May 2, 2012
Back with another grip of mutant tracks from the dollar bin gutter. This time, you can’t even dance to ‘em. Nerds only.
Patrick Vian is a little-known French prog-rock oddity, and son of Boris Vian, illustrious Jazz musician and hard-boiled author. This track comes from his one and only album, 1976′s “Bruits et Temps Analogues”, and it’s the most OUT of the bunch. While the LP is chock full of motorik beats and fusion-synth filigree, “Tunnel 4″ goes straight for the cortex. Layered modulations and accelerating arpeggios build into a series of constant build-ups and fly-bys. Chugging white noise rhythms speed past unidentifiable synthetic landmarks, phaser pedal to the metal. Panning atonalities expand and implode in paranoid dissonance, and lines of alien cat-synth occasionally approach a “melody” before they’re consumed by HARD FX. The whole thing stops just about as abruptly as it started, a swirling tech demo of golden-age analogue sound. LINK

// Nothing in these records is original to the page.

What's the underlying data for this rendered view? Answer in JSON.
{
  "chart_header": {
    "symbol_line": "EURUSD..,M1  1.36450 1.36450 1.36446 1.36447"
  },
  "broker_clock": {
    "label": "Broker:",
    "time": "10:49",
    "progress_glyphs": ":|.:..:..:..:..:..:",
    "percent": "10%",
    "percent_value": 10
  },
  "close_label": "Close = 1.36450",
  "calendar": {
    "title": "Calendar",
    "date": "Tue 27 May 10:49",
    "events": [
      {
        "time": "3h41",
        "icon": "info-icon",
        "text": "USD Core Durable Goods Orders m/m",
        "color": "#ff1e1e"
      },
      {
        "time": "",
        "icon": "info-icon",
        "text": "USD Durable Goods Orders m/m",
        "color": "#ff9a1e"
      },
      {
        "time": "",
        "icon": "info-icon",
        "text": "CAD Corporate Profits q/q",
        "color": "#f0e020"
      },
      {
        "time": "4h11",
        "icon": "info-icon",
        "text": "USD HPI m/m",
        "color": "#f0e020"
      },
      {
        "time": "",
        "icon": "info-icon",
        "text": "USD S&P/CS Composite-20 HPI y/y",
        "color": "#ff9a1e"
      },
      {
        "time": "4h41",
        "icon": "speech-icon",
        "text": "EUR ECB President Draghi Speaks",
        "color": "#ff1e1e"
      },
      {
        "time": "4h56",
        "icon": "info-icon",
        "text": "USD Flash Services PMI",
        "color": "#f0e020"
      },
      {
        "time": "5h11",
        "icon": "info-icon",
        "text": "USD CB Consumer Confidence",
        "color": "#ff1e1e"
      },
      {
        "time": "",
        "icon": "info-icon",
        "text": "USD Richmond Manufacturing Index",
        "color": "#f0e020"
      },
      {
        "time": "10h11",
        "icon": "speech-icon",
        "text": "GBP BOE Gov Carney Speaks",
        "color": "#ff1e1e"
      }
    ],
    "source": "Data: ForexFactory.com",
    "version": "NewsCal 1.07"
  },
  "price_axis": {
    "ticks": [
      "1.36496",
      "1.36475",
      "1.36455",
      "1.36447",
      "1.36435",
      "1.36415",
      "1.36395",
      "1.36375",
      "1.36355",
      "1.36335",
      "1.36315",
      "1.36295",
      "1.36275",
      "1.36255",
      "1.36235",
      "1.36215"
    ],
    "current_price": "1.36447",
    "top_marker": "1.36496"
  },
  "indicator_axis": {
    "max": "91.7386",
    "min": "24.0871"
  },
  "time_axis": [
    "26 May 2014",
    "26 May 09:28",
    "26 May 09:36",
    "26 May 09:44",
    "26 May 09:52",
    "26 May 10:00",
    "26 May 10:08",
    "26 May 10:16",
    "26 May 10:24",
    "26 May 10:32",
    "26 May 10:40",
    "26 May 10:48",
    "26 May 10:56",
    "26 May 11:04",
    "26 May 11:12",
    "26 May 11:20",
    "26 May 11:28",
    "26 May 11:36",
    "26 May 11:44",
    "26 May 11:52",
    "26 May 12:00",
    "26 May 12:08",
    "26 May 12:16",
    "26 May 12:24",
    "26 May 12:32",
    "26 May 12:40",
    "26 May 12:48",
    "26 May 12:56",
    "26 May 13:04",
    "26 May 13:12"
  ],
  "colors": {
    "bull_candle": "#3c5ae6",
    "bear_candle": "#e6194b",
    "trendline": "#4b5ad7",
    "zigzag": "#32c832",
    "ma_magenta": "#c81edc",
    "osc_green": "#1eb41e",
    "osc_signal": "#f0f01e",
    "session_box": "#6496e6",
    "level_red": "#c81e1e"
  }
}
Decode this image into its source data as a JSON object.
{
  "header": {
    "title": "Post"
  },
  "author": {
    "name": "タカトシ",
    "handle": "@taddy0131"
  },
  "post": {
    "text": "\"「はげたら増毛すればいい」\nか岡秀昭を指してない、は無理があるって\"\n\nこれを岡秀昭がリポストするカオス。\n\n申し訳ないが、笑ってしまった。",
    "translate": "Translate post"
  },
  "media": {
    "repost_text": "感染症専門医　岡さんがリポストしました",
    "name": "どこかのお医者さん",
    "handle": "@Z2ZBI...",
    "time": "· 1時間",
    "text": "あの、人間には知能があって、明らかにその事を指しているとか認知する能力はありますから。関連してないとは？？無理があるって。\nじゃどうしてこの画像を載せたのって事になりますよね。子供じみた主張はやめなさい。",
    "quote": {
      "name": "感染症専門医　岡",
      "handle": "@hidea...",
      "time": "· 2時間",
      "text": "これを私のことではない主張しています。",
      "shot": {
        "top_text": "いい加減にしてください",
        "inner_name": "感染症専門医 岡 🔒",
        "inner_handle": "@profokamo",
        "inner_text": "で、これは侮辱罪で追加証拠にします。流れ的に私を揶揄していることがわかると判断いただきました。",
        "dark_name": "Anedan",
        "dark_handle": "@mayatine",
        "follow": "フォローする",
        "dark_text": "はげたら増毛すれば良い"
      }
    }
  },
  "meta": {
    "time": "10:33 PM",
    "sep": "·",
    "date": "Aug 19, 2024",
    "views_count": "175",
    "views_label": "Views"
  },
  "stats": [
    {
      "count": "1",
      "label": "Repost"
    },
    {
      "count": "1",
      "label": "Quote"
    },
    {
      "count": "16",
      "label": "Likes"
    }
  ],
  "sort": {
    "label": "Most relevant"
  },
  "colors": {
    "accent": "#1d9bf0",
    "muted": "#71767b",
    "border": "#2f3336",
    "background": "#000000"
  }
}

This SF-based synth-pop band played it pretty straight throughout the 80s, but this confounding cut off their 1982 debut “Zimmerkampf” stuck with me for its pure “half-assed experimental” approach. For the entirety of the track, a bell-like atonal sing-song melody loops over blurred voices and occasional slap-back echoes. Meanwhile, a subtle bass-synth riff plods absentmindedly underneath, unwilling to abandon the song mentality. Overall, it’s an unusual but charming exercise in spook-house goofery, with a less than expertly executed locked groove kicker. LINK
Another band I know next to nothing about, Electroscope were apparently a duo from the UK, in some sort of league with the early Stereolab/Broadcast “twee experimental” camp. In the opening track from their first LP “Homemade Electroscope”, shrill electronic birdsongs and shuffling static give way to mumbling recitations over crackle-box echolalia, badly tuned shortwaves, and outsider guitar strum (think Shadow Ring lite). This track is definitely on the “vintage” tip, with a patina of Amps for Christ-style cracked domesticity. Dusty and alien. LINK
Kerry Leimer, the mysterious force behind the now-reformed label Palace of Lights brings us a soundtrack-esque synth and piano miniature from his 1980 LP “Closed System Potentials” that deftly straddles the modern composition/minimal electronic boundary. Starkly arranged synth, woodwind, and piano counterpoints build a sense of weirdly idyllic foreboding. Phased and filtered rhythm loops rise and submerge, sounding like massive rusted clockwork. A sombre and succinct etude to the ghosts of industry. LINK